Airmen learn to recognize, respond to threats at driving course

Staff Sgt. Brian Hill
Kaiserslautern American

The tires of the mud-covered Opel Vectra spin on wet pavement and the sedan launches toward a 90-degree turn with speed. The instructor in the passenger seat firmly tells the student driver to wait for instructions before deviating from the collision course.

The driver is white-knuckling the wheel and the two passengers in the back seat –fellow students – are starting to feel uneasy. At the last possible second, the instructor shouts, “NOW!” The student turns the wheel to the right and slams in the clutch and brake pedals. The car skids to a stop two feet from the cones.

Everything worked out. No cones harmed. The little engine grumbles in idle and all is quiet for a second before the instructor says, “good,” and tells the student to drive on to the next trial, a slalom course.

The driver is happy to comply; he’s having a great time putting the car through this fast-paced obstacle course.

“When do you get to treat a car like this?” says the driver as he hits second gear, accelerating towards the slalom as fast as the little sedan will move.

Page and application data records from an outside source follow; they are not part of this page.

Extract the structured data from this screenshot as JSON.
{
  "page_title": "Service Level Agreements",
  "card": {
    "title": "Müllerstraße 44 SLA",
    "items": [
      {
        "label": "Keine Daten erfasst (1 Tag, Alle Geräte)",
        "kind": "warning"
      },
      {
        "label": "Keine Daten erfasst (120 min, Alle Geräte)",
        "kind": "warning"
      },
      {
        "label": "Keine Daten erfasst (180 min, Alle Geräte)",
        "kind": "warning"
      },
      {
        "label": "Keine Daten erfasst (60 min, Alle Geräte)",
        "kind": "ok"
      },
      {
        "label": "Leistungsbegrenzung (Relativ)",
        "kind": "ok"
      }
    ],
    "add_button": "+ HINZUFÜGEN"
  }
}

The instructor in the passenger seat – a special agent with the Air Force Office of Special Investigations – is providing some follow-up instruction from the three-hour morning classroom course, but mostly is just allowing the students to get the feel of the car while pushing it to its limits.

The training, called the Anti-terrorism Driving Course, is an intense, one-day course teaching students how to recognize and respond to threats while behind the wheel.

New to Ramstein, the course is taught by the AFOSI Detachment 501 – Joint Protective Services Detail – who provide morning classroom time at their offices in the U.S. Air Forces in Europe compound and the remainder of the day in the cars dealing with the cone obstacles on the far side of the flightline.
“Drivers learn to recognize a threat and respond to it,” said Special Agent Shawn Simonton, special agent in charge at the detachment. “They get a full afternoon of pretty heavy driving.

“The tires talk to you,” he continued. “We show them how much a car can safely take.”

***image1***The course is scheduled on an as-needed basis and ideally has 12 students per day. It is now offered at Ramstein because the detachment was finally able to secure the needed driving space.

“Ramstein is a very busy place with a high ops tempo,” said Special Agent Tom Odgers, head driving instructor at the detachment. “It took us a long time to find an appropriate area to conduct the training and then coordinate it with base operations so that our use of the area would not impair any other missions.”

The four driving instructors assigned to the detachment stay very busy traveling all over the USAFE area of responsibility offering this course.

According to Agent Simonton, the course is conducted for many different drivers: wing commanders, flag officers, embassy staff, police and convoy drivers are just some of the types of people who’ve gone through the course. The classroom portion of the course teaches driving theory. In addition, the instructors detail how and why vehicles are positioned as they are in different types of convoys.

The driver training is modeled after studies of actual attack scenarios, and the training can be adapted to specific situations students may encounter. Rain or shine, the course is intended to simulate the driving conditions students find in their day-to-day duties, said Agent Simonton.

According to Agent Odgers, the course consists of multiple obstacles, each obstacle designed to simulate real world driving conditions including negotiating blind turns, emergency stops and dangerous traffic situations.

“Sometimes when you get home from work, you realize you were so lost in thought while driving that you can’t even remember driving home,” said Agent Odgers. “This obstacle training can really help students understand the importance of maintaining awareness while driving. ”

In addition, the final part of the course includes instructors placing the students in a simulated attack. These scenarios include road blocks, kidnapping attempts, IED simulations and actually bumping the student driver’s vehicles, attempting to send them out of control.

Plastic handguns and rifles as well as paintball guns are sometimes used to add to the experience of dealing with a threat during the driving portion. And the 18 special agents and security forces members who make up Det. 501 know how to bring realism to training scenarios. Their primary mission is to provide personal protection to senior U.S. and foreign dignitaries throughout the European Command area of responsibility.

This AFOSI detachment, the only unit of its kind in the Air Force, begun shortly after an unsuccessful terrorist attack on the USAFE commander in the late 1980s.  The unit encompasses personnel from OSI, and select members detailed from the 435th Security Forces Squadron. This joint concept provides them the flexibility they need to provide the best possible protective support with the minimum amount of manpower. 

The instructors are required to attend a six-day intensive instructor course provided by International Training Incorporated in Richmond, Va. In addition, instructors are required to teach a class under supervision.

This training can be scheduled through AFOSI Det. 501 by calling 480-5506. Interested groups should remember that training is only provided to those who require anti-terrorism driving by virtue of their duties or position.

Read the entire story at Ramstein’s Web site,